Task to complete -
For the entries that follow, set down each one exactly and drop any pictures.

(Data excerpts)
————

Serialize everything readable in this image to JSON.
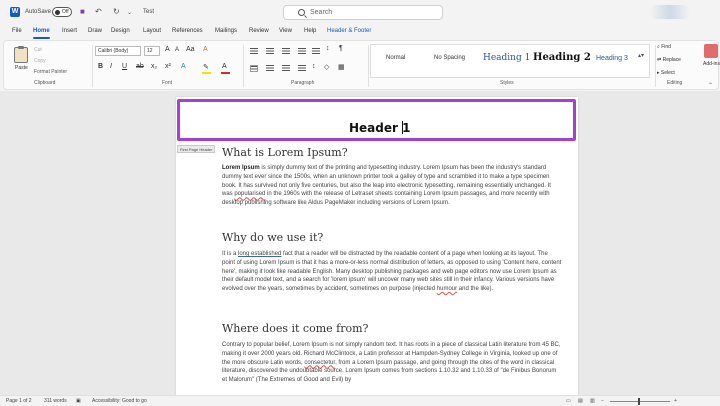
{
  "title_bar": {
    "autosave_label": "AutoSave",
    "autosave_state": "Off",
    "doc_title": "Test",
    "search_placeholder": "Search"
  },
  "menu": {
    "items": [
      "File",
      "Home",
      "Insert",
      "Draw",
      "Design",
      "Layout",
      "References",
      "Mailings",
      "Review",
      "View",
      "Help",
      "Header & Footer"
    ],
    "active": "Home"
  },
  "ribbon": {
    "clipboard": {
      "paste_label": "Paste",
      "cut_label": "Cut",
      "copy_label": "Copy",
      "format_painter_label": "Format Painter",
      "group_label": "Clipboard"
    },
    "font": {
      "font_name": "Calibri (Body)",
      "font_size": "12",
      "group_label": "Font",
      "buttons": [
        "B",
        "I",
        "U",
        "ab",
        "x₂",
        "x²",
        "A"
      ]
    },
    "paragraph": {
      "group_label": "Paragraph",
      "pilcrow": "¶"
    },
    "styles": {
      "group_label": "Styles",
      "items": [
        "Normal",
        "No Spacing",
        "Heading 1",
        "Heading 2",
        "Heading 3"
      ]
    },
    "editing": {
      "group_label": "Editing",
      "find_label": "Find",
      "replace_label": "Replace",
      "select_label": "Select"
    },
    "addins_label": "Add-ins"
  },
  "document": {
    "header_text": "Header 1",
    "header_tag": "First Page Header",
    "sections": [
      {
        "heading": "What is Lorem Ipsum?",
        "lead": "Lorem Ipsum",
        "body": " is simply dummy text of the printing and typesetting industry. Lorem Ipsum has been the industry's standard dummy text ever since the 1500s, when an unknown printer took a galley of type and scrambled it to make a type specimen book. It has survived not only five centuries, but also the leap into electronic typesetting, remaining essentially unchanged. It was ",
        "marked": "popularised",
        "tail": " in the 1960s with the release of Letraset sheets containing Lorem Ipsum passages, and more recently with desktop publishing software like Aldus PageMaker including versions of Lorem Ipsum."
      },
      {
        "heading": "Why do we use it?",
        "pre": "It is a ",
        "marked": "long established",
        "body": " fact that a reader will be distracted by the readable content of a page when looking at its layout. The point of using Lorem Ipsum is that it has a more-or-less normal distribution of letters, as opposed to using 'Content here, content here', making it look like readable English. Many desktop publishing packages and web page editors now use Lorem Ipsum as their default model text, and a search for 'lorem ipsum' will uncover many web sites still in their infancy. Various versions have evolved over the years, sometimes by accident, sometimes on purpose (injected ",
        "marked2": "humour",
        "tail": " and the like)."
      },
      {
        "heading": "Where does it come from?",
        "body": "Contrary to popular belief, Lorem Ipsum is not simply random text. It has roots in a piece of classical Latin literature from 45 BC, making it over 2000 years old. Richard McClintock, a Latin professor at Hampden-Sydney College in Virginia, looked up one of the more obscure Latin words, ",
        "marked": "consectetur",
        "tail": ", from a Lorem Ipsum passage, and going through the cites of the word in classical literature, discovered the undoubtable source. Lorem Ipsum comes from sections 1.10.32 and 1.10.33 of \"de Finibus Bonorum et Malorum\" (The Extremes of Good and Evil) by"
      }
    ]
  },
  "status_bar": {
    "page": "Page 1 of 2",
    "words": "311 words",
    "accessibility": "Accessibility: Good to go"
  }
}
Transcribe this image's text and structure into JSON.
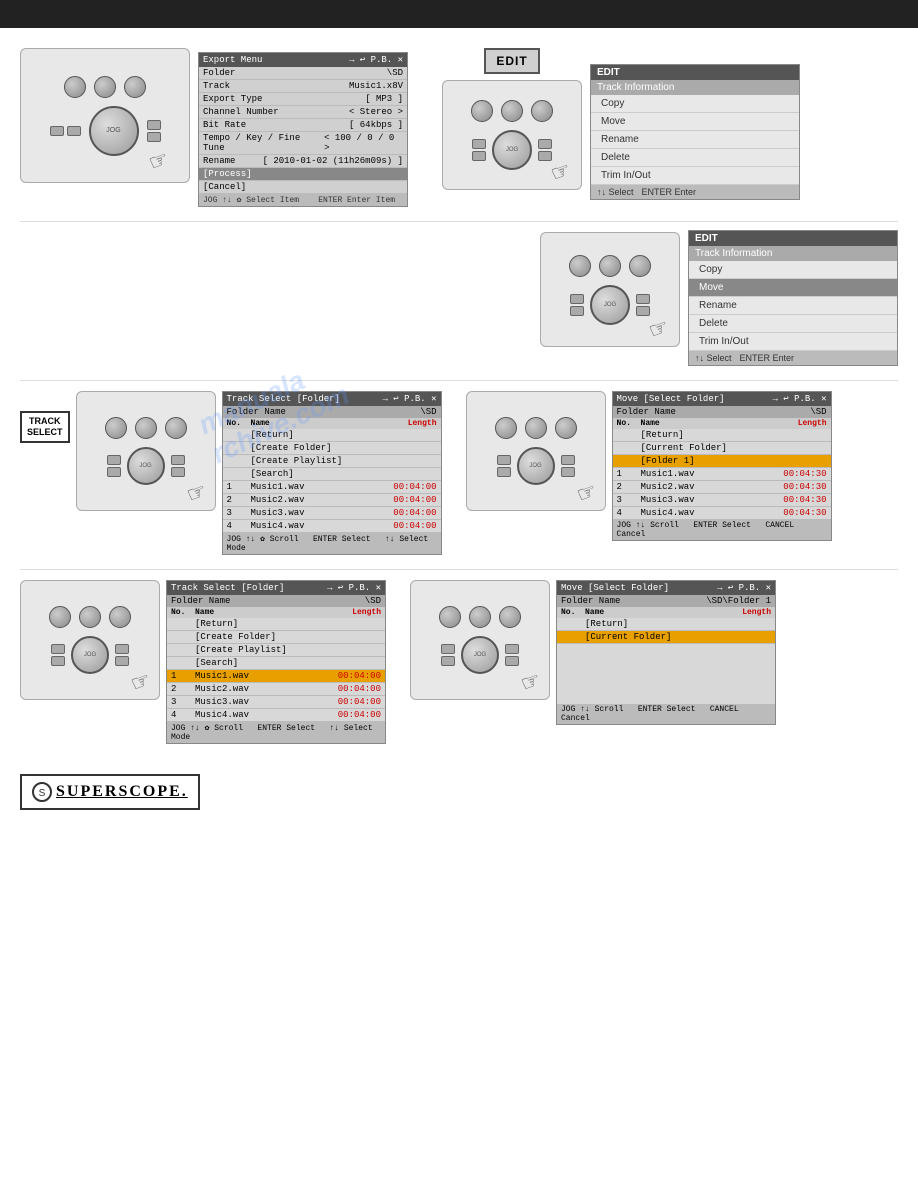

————

Written solution -
Serialize everything readable in this image to JSON.
{
  "title_bar": {
    "autosave_label": "AutoSave",
    "autosave_state": "Off",
    "doc_title": "Test",
    "search_placeholder": "Search"
  },
  "menu": {
    "items": [
      "File",
      "Home",
      "Insert",
      "Draw",
      "Design",
      "Layout",
      "References",
      "Mailings",
      "Review",
      "View",
      "Help",
      "Header & Footer"
    ],
    "active": "Home"
  },
  "ribbon": {
    "clipboard": {
      "paste_label": "Paste",
      "cut_label": "Cut",
      "copy_label": "Copy",
      "format_painter_label": "Format Painter",
      "group_label": "Clipboard"
    },
    "font": {
      "font_name": "Calibri (Body)",
      "font_size": "12",
      "group_label": "Font",
      "buttons": [
        "B",
        "I",
        "U",
        "ab",
        "x₂",
        "x²",
        "A"
      ]
    },
    "paragraph": {
      "group_label": "Paragraph",
      "pilcrow": "¶"
    },
    "styles": {
      "group_label": "Styles",
      "items": [
        "Normal",
        "No Spacing",
        "Heading 1",
        "Heading 2",
        "Heading 3"
      ]
    },
    "editing": {
      "group_label": "Editing",
      "find_label": "Find",
      "replace_label": "Replace",
      "select_label": "Select"
    },
    "addins_label": "Add-ins"
  },
  "document": {
    "header_text": "Header 1",
    "header_tag": "First Page Header",
    "sections": [
      {
        "heading": "What is Lorem Ipsum?",
        "lead": "Lorem Ipsum",
        "body": " is simply dummy text of the printing and typesetting industry. Lorem Ipsum has been the industry's standard dummy text ever since the 1500s, when an unknown printer took a galley of type and scrambled it to make a type specimen book. It has survived not only five centuries, but also the leap into electronic typesetting, remaining essentially unchanged. It was ",
        "marked": "popularised",
        "tail": " in the 1960s with the release of Letraset sheets containing Lorem Ipsum passages, and more recently with desktop publishing software like Aldus PageMaker including versions of Lorem Ipsum."
      },
      {
        "heading": "Why do we use it?",
        "pre": "It is a ",
        "marked": "long established",
        "body": " fact that a reader will be distracted by the readable content of a page when looking at its layout. The point of using Lorem Ipsum is that it has a more-or-less normal distribution of letters, as opposed to using 'Content here, content here', making it look like readable English. Many desktop publishing packages and web page editors now use Lorem Ipsum as their default model text, and a search for 'lorem ipsum' will uncover many web sites still in their infancy. Various versions have evolved over the years, sometimes by accident, sometimes on purpose (injected ",
        "marked2": "humour",
        "tail": " and the like)."
      },
      {
        "heading": "Where does it come from?",
        "body": "Contrary to popular belief, Lorem Ipsum is not simply random text. It has roots in a piece of classical Latin literature from 45 BC, making it over 2000 years old. Richard McClintock, a Latin professor at Hampden-Sydney College in Virginia, looked up one of the more obscure Latin words, ",
        "marked": "consectetur",
        "tail": ", from a Lorem Ipsum passage, and going through the cites of the word in classical literature, discovered the undoubtable source. Lorem Ipsum comes from sections 1.10.32 and 1.10.33 of \"de Finibus Bonorum et Malorum\" (The Extremes of Good and Evil) by"
      }
    ]
  },
  "status_bar": {
    "page": "Page 1 of 2",
    "words": "311 words",
    "accessibility": "Accessibility: Good to go"
  }
}
Transcribe this image's text and structure into JSON.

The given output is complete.